TASK STATEMENT: This exercise asks for every line of the material that includes the word "Folders".

SUPPLIED MATERIAL:

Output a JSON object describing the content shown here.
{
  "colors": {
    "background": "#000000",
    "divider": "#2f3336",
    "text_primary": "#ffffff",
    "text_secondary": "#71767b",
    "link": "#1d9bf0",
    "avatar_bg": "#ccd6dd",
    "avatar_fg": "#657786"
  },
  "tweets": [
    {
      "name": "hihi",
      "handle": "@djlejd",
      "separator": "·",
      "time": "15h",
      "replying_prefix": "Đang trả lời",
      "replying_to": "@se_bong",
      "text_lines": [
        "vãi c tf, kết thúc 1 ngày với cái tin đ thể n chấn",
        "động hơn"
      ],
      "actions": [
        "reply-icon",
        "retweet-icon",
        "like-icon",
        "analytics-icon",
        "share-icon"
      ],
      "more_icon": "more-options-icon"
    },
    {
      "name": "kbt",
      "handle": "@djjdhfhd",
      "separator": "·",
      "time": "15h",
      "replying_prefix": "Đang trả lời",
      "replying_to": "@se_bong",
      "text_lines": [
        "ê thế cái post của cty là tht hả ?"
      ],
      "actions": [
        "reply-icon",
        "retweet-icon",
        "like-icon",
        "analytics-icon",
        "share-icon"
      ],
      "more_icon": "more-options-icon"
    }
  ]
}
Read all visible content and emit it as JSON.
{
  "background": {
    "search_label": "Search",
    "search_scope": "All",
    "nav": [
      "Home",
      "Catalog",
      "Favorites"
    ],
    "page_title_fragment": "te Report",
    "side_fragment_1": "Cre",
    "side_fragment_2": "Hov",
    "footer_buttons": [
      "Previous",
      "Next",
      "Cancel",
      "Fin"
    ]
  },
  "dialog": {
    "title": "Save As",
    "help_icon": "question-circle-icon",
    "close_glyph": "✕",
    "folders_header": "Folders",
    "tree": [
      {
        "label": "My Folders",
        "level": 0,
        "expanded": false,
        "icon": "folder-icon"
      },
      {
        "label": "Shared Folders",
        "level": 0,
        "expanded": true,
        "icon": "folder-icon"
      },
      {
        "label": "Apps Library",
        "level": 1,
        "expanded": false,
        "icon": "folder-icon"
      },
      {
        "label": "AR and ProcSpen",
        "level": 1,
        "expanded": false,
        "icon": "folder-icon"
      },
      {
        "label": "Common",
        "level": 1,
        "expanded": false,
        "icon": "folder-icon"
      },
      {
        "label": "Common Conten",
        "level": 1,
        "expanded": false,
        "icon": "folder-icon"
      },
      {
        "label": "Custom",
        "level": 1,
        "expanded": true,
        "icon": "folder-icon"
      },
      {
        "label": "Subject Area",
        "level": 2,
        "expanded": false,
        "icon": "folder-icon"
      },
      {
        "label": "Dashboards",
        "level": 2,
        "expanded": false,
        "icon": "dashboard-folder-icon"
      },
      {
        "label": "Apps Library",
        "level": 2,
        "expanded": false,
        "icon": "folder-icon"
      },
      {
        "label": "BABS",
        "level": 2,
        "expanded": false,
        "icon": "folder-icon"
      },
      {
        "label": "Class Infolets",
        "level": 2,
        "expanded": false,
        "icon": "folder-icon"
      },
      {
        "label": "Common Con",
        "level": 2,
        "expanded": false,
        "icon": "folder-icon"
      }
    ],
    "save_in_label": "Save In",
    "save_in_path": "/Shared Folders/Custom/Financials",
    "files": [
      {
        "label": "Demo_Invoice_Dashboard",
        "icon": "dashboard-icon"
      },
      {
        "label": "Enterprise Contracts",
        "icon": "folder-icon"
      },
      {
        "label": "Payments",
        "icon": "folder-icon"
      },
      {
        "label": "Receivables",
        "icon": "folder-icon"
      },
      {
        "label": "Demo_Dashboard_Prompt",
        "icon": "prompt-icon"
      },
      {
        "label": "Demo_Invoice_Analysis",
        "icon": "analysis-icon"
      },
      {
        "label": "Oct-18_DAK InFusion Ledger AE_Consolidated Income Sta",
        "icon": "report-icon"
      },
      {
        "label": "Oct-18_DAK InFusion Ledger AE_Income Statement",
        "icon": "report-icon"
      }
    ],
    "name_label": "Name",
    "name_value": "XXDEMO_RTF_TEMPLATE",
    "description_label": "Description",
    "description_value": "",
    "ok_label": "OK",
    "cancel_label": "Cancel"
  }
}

RESPONSE TO THE TASK:
    "folders_header": "Folders",
        "label": "My Folders",
        "label": "Shared Folders",
    "save_in_path": "/Shared Folders/Custom/Financials",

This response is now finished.